For wisdom is only wisdom when it links a deeper view of the world, picking up on subtleties usually missed, with outward action. The philosopher may have bountiful knowledge of wisdom, but that does not mean they are wise.

That deeper, more subtle view of the world is more likely, it is true, to come with age. But it shouldn’t be assumed, as the stereotype pushes us to.

We do not think of education as being about wisdom; but we should. Since one need not be old to be wise, and since wisdom is likely the most important trait in living one’s life (because it affects all else), there seems no larger or nobler purpose of education than gaining a more subtle view of the world and learning how to apply that to life as it is lived.

Wisdom as a single idea cannot be taught, but it seems more possible for those constituent parts to be.

There is an opportunity cost to all that is taught and studied in formal education.  So while there may be nothing wrong with what is taught, it must be weighed against what could be taught. In this light, it is the humanities that make more of a claim through that larger vision of education.

Drivers and Cyclists, Us and Them

I hate the pervasive driver-cyclist antagonism. Too often each group dehumanises the other to the extent that safety is made an even bigger problem.

The reality is most cyclists are also drivers, and most do their best not to hold up drivers and to ride with respect for cars; likewise, most drivers have at some point or other ridden a bike on the road and respect cyclists who do so regularly.

But of course the problem comes when one group gets so far into group mentality that the other becomes “them”—not really people, but a faceless group who get in “my” way. And this can happen on both sides of the equation. I’ve seen groups of cyclists ride as if they were the only people on the road, holding up cars for kilometres of road even when they could’ve let drivers pass. When the cars honked their horns, the cyclists moved out further into the road and rode slower. To them, the cars behind could have been driverless; group mentality made it seem as though it was just the “other” trying to get in their way.

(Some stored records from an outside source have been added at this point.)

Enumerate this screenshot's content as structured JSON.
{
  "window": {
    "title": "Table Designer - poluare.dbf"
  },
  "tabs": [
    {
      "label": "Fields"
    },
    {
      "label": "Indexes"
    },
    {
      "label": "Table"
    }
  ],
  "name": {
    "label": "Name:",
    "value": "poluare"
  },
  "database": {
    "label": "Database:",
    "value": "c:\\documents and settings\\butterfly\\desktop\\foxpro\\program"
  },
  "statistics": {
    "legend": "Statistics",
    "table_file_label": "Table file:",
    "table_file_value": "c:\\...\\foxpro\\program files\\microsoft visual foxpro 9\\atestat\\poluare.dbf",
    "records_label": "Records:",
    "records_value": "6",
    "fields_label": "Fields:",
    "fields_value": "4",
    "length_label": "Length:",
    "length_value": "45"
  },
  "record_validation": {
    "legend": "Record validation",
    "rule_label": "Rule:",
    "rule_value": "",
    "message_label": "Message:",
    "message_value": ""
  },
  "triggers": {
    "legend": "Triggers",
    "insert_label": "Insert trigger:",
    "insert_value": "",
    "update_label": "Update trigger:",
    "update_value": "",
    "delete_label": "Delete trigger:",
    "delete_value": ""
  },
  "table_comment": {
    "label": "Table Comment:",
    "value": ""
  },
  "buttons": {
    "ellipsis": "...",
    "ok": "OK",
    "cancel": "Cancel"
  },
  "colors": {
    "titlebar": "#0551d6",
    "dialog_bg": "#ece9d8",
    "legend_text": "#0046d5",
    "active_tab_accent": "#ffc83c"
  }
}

And too often I’ve seen drivers drive recklessly nearby cyclists, especially when passing. Some drivers try to pretend as though there were not any cyclist on the road.

Just the other day I was riding up a hill here in Singapore, sticking as close to the side of the road as possible, when a van drove past me as if I hadn’t existed. I was swiped on the shoulder by the van’s mirror and almost knocked off. When I caught up with the van at the next traffic lights (to the driver’s dismay, since he hadn’t bothered to stop) he smiled maliciously and said, “That’s why you don’t ride your bike on the road.” Never mind that he was my only danger.

It was as though he were not speaking to a human. He had so forgotten that I am someone who also drives a car, who also has a family, who also has years ahead of me that all he could focus on was the fact that I might’ve got in his way. What was stranger than being hit by the mirror (which shook me and bruised but ultimately was not a big deal) was hearing the driver speak to me in tones one might speak to a tree that has fallen across the road.

Like I said, I hate driver-cyclist antagonism. I hate the articles local newspapers come out with once a month or so on the subject, which stir up those antagonisms further. I’m both a driver and a cyclist, just like most drivers at some point ride their bike and most cyclist at some point drive a car. To dehumanise is literally to forget that one is human, and that is the greatest danger of all—it is what leads to a cycle of maliciousness, because all one begins to see are two groups, one of which I’m in and the other which I’m not.

Whether you’re behind the wheel or in the saddle, realise that in an hour’s time the person in your way themselves might be driving a car or riding their bike. We’re all rarely as static as simple labels like to make us out to be. If only that were easier to remember.

And what I thought, after that van sped away from me, was that it is not so far a step from the phoney war between drivers and cyclists and the more real, far more dangerous antagonisms like those across the United States and Europe at present.